===== RECORDS FOR THIS TASK =====

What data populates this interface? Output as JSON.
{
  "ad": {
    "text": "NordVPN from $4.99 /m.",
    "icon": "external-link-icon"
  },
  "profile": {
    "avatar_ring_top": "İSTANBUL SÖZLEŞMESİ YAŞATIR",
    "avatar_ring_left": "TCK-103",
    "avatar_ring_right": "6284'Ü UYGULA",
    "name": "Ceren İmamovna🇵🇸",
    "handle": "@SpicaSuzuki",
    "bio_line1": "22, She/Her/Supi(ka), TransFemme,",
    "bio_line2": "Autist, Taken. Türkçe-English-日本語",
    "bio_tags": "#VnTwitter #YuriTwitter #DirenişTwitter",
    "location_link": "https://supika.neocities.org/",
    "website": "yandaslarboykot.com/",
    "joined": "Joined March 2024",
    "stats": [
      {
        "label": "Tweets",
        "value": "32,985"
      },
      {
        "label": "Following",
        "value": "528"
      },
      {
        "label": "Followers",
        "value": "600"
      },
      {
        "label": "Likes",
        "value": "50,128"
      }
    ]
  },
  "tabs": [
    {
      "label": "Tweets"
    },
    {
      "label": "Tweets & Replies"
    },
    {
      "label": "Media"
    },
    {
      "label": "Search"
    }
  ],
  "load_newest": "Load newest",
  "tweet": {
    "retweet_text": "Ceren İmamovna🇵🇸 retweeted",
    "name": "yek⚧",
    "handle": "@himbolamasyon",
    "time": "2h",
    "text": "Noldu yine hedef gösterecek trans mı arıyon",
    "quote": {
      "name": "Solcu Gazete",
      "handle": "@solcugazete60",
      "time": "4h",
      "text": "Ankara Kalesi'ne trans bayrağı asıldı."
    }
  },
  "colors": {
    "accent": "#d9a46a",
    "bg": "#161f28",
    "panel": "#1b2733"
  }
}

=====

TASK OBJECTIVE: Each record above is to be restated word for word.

EXERCISE OUTPUT:
What data populates this interface? Output as JSON.
{
  "ad": {
    "text": "NordVPN from $4.99 /m.",
    "icon": "external-link-icon"
  },
  "profile": {
    "avatar_ring_top": "İSTANBUL SÖZLEŞMESİ YAŞATIR",
    "avatar_ring_left": "TCK-103",
    "avatar_ring_right": "6284'Ü UYGULA",
    "name": "Ceren İmamovna🇵🇸",
    "handle": "@SpicaSuzuki",
    "bio_line1": "22, She/Her/Supi(ka), TransFemme,",
    "bio_line2": "Autist, Taken. Türkçe-English-日本語",
    "bio_tags": "#VnTwitter #YuriTwitter #DirenişTwitter",
    "location_link": "https://supika.neocities.org/",
    "website": "yandaslarboykot.com/",
    "joined": "Joined March 2024",
    "stats": [
      {
        "label": "Tweets",
        "value": "32,985"
      },
      {
        "label": "Following",
        "value": "528"
      },
      {
        "label": "Followers",
        "value": "600"
      },
      {
        "label": "Likes",
        "value": "50,128"
      }
    ]
  },
  "tabs": [
    {
      "label": "Tweets"
    },
    {
      "label": "Tweets & Replies"
    },
    {
      "label": "Media"
    },
    {
      "label": "Search"
    }
  ],
  "load_newest": "Load newest",
  "tweet": {
    "retweet_text": "Ceren İmamovna🇵🇸 retweeted",
    "name": "yek⚧",
    "handle": "@himbolamasyon",
    "time": "2h",
    "text": "Noldu yine hedef gösterecek trans mı arıyon",
    "quote": {
      "name": "Solcu Gazete",
      "handle": "@solcugazete60",
      "time": "4h",
      "text": "Ankara Kalesi'ne trans bayrağı asıldı."
    }
  },
  "colors": {
    "accent": "#d9a46a",
    "bg": "#161f28",
    "panel": "#1b2733"
  }
}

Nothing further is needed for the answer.